Saturday, 17 September 2011
Forbidden by Tabitha Suzuma
When I was a teenager, my favourite author was Robert Cormier. He broke new ground in the 70s when he published his debut novel, The Chocolate War, and, along with other notable authors such as S E Hinton, radicalised the young adult genre. His writing was thought-provoking, edgy, daring; he relished tackling dark and difficult scenarios; his endings were often bleak and uncompromising; and Cormier went on to become one of the most celebrated YA authors – as well as one of the most banned by US librarians. He had a talent for taking the most outrageous or controversial subjects and exploring them with a brutal honesty, avoiding preaching, moralising, or sensationalism. I’ve been looking for a modern day author to inherit his crown for some time – and I may have just found that writer in Tabitha Suzuma.
‘Forbidden’ is Tabitha’s fifth novel and the first I’ve read by her. I bought this novel because I loved the cover, black with a thorny heart patterned on the cover, which perfectly captures the dark romance of the book. Before you start thinking that this is a paranormal romance, I’ll stop you there – for this is a book which explores a modern-day Romeo and Juliet scenario, a tale of forbidden love – but the hero and heroine are brother and sister.
Maya is 16 and has never been kissed; Lochie is 17 and shy and intelligent. They have three younger siblings and a mother who is a drunk and neglects them half the time to hang out with her boyfriend. As a result, Maya and Lochie have become the father and mother of their family, supervising homework, doing the washing-up, desperately trying to keep Social Services at bay. Tabitha slowly builds up the tension until it becomes unbearable; you feel that Maya and Lochie cannot survive and will have to snap, one way or another. Thus, the ugly concept of incest is turned on its head, for when they begin to feel romantic feelings for each other, their relationship becomes redemptive, a salvation for both of them, a chance for them to retreat from the burden of being adults – ironically, a chance to become innocent again, carefree, teenagers in love.
I read and enjoyed Ian McEwan’s brilliant ‘The Cement Garden’ many years ago; I savoured the cool, cynical, amoral voice of the narrator. ‘Forbidden’ is, in mood and tone, quite the reverse of McEwan’s novel, for the novel is told in alternating voices, between Maya and Lochan, in prose soaked with emotion, with passion and pain and longing. One of the greatest strengths of the novel is the fact that Suzuma never judges her characters, never moralises, and is neither inhibited by her subject matter, nor caught up in trying to shock – she simply dives into their feelings, and presents them with naked, raw honesty. The result is a novel of tremendous power. It is 9 months since I read it but I still remember how much the ending shocked me and made me shed tears. It is sophisticated enough to appeal to adults as well as teenagers; in fact, I think her publishers should publish an adult edition - it would sell by the truckload.
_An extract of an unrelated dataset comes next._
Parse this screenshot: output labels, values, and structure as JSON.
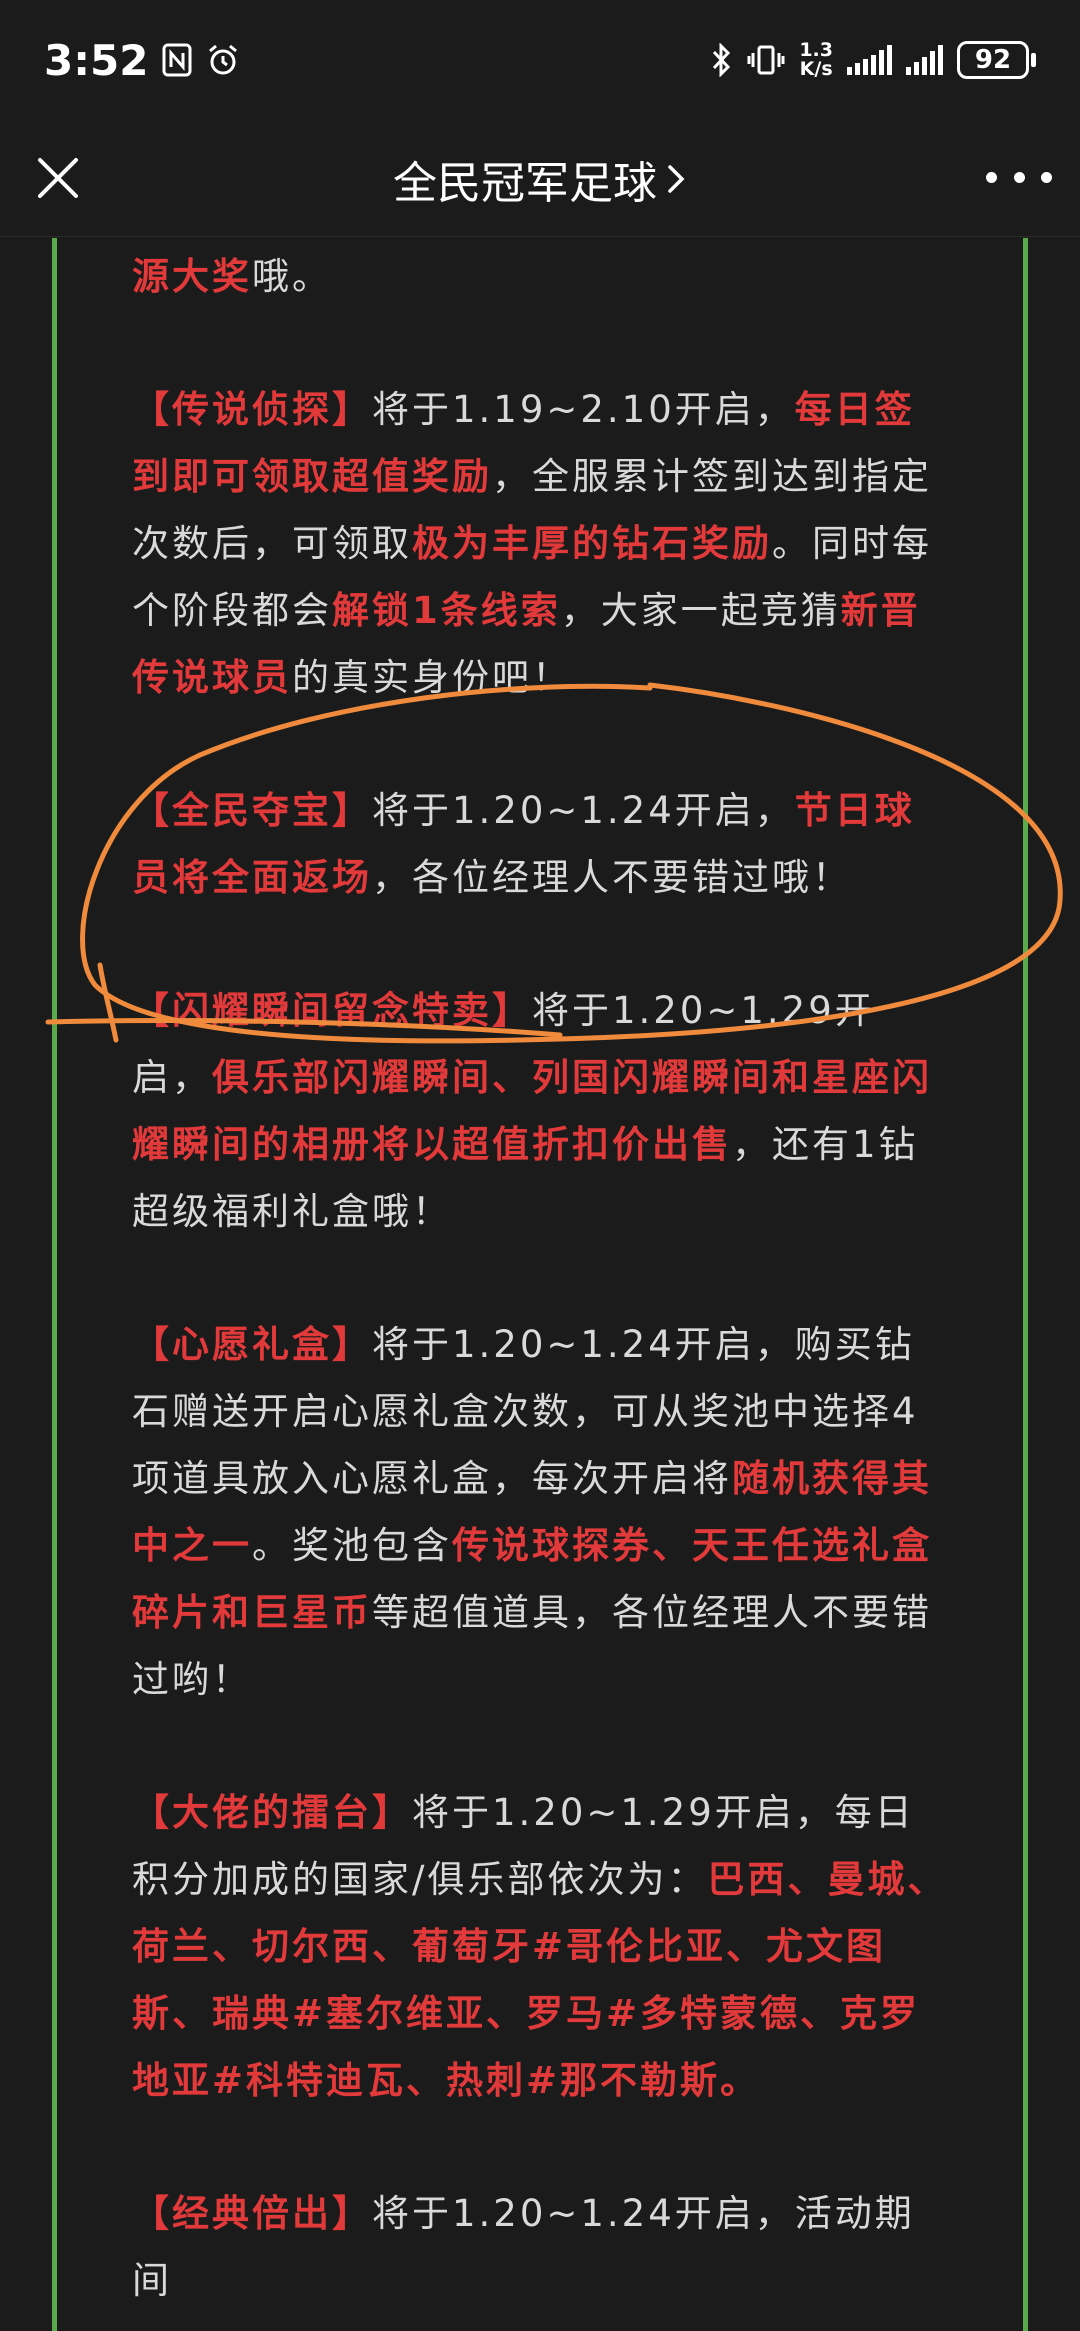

Forbidden: published 2010 by Definitions
Return to REVIEWS HOMEPAGE